[EXERCISE GOAL] Filter the data for lines with the word "this" and copy those lines.

[MATERIAL FOR THE TASK]
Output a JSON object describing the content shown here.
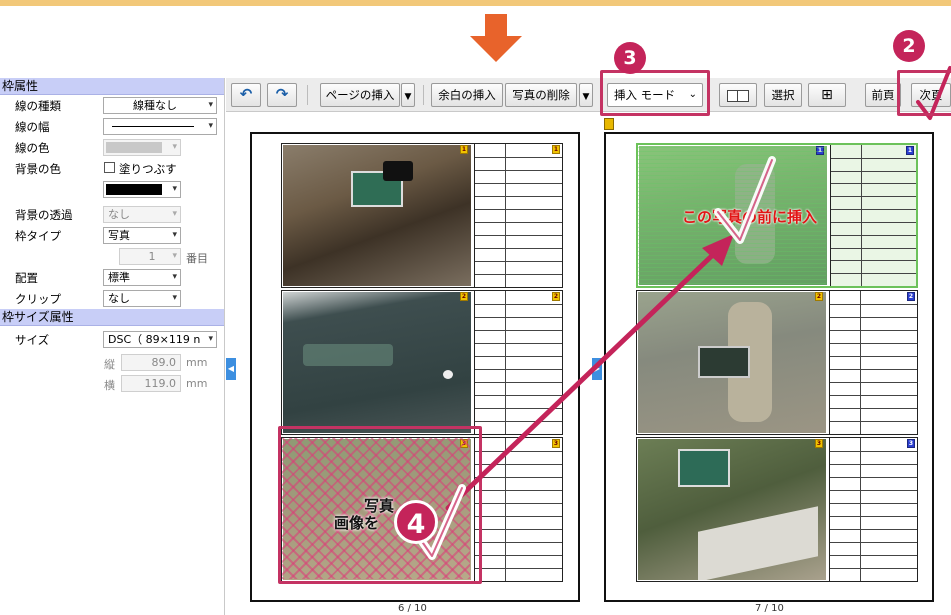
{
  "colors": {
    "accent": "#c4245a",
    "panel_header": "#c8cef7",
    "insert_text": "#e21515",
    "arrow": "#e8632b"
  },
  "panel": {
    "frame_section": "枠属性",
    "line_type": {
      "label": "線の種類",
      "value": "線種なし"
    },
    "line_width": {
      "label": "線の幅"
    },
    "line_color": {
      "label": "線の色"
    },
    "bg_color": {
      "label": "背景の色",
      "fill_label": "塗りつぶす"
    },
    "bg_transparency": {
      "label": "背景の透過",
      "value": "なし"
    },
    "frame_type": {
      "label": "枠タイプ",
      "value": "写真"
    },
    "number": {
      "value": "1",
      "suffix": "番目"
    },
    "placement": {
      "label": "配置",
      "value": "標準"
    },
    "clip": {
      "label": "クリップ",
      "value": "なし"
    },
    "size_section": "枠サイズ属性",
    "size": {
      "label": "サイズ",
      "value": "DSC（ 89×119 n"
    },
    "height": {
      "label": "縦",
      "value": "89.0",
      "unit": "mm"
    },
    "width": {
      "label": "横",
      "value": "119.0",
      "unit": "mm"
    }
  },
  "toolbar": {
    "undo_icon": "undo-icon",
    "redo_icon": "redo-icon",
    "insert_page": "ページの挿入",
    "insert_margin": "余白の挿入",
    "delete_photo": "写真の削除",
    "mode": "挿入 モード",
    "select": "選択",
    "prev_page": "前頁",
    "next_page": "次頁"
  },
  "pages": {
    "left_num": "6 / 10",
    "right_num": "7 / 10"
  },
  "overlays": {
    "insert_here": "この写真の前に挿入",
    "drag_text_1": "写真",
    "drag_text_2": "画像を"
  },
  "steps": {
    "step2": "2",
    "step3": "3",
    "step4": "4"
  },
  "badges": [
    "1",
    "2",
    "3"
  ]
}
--
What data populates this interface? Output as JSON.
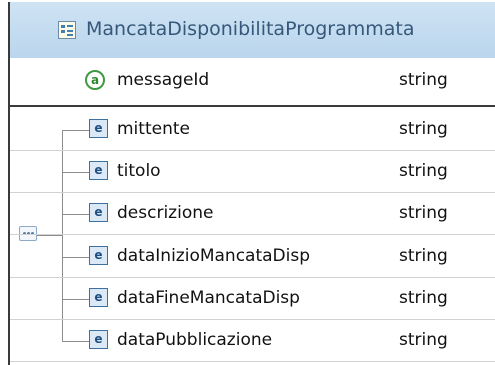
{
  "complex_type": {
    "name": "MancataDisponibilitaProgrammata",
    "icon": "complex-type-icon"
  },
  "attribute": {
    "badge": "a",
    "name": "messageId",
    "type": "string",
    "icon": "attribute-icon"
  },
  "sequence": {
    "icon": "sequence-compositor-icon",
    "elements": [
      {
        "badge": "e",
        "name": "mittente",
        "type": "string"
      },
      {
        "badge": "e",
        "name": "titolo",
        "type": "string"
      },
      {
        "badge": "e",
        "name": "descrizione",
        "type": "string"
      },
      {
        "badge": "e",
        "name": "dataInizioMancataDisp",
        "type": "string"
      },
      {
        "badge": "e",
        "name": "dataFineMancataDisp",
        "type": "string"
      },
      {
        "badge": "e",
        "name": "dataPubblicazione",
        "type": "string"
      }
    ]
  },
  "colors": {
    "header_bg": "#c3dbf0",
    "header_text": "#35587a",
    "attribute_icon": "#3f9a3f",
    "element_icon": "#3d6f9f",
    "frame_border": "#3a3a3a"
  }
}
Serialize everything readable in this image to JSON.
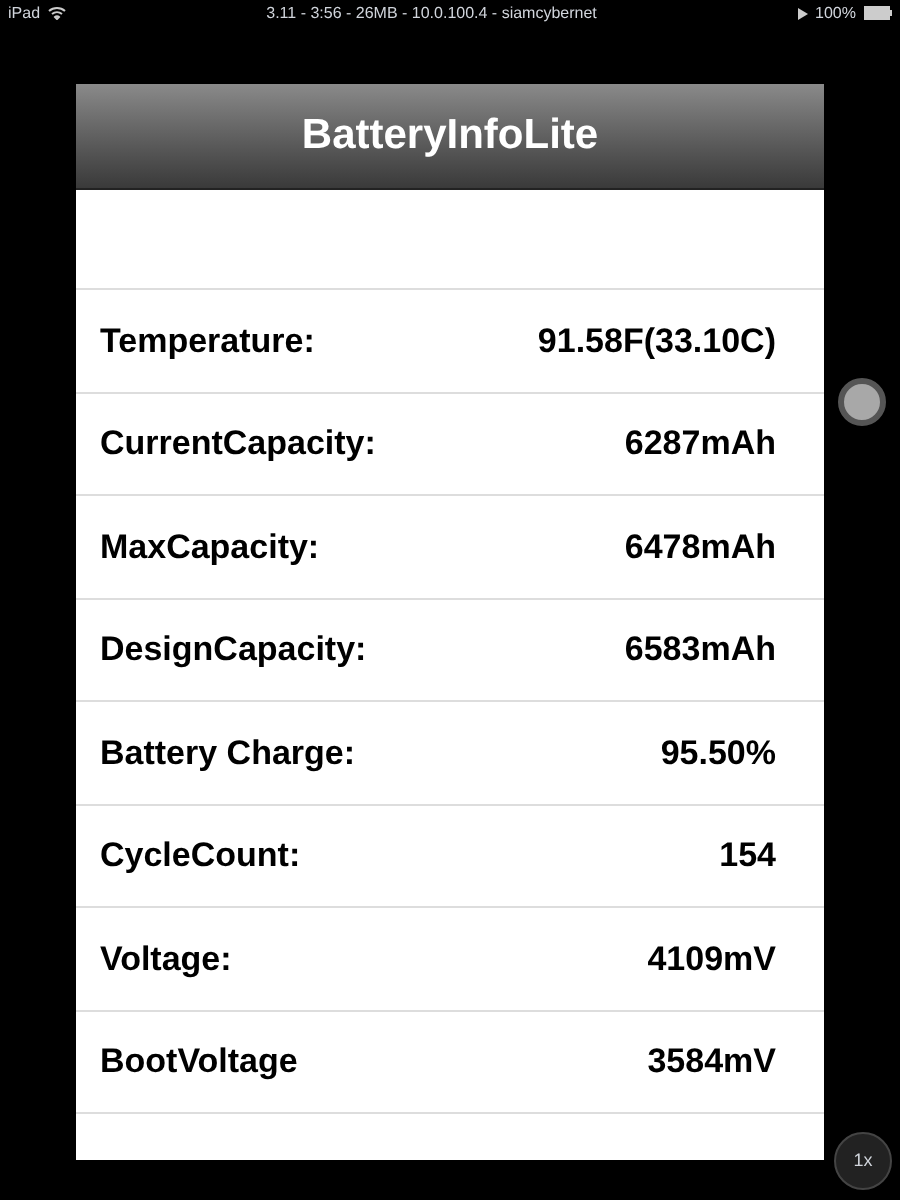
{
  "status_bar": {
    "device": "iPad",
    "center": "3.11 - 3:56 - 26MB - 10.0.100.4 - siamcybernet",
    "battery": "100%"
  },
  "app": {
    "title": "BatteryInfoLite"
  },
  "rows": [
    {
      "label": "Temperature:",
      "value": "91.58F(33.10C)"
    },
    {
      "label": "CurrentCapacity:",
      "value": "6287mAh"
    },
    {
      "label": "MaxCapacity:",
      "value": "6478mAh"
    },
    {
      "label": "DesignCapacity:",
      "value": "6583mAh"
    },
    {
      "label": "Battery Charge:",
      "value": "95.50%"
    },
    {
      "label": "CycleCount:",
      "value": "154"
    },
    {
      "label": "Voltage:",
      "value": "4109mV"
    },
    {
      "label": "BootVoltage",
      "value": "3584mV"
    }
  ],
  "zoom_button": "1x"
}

[RESPONSE AREA]
What data populates this interface? Output as JSON.
Serialize everything readable in this image to JSON.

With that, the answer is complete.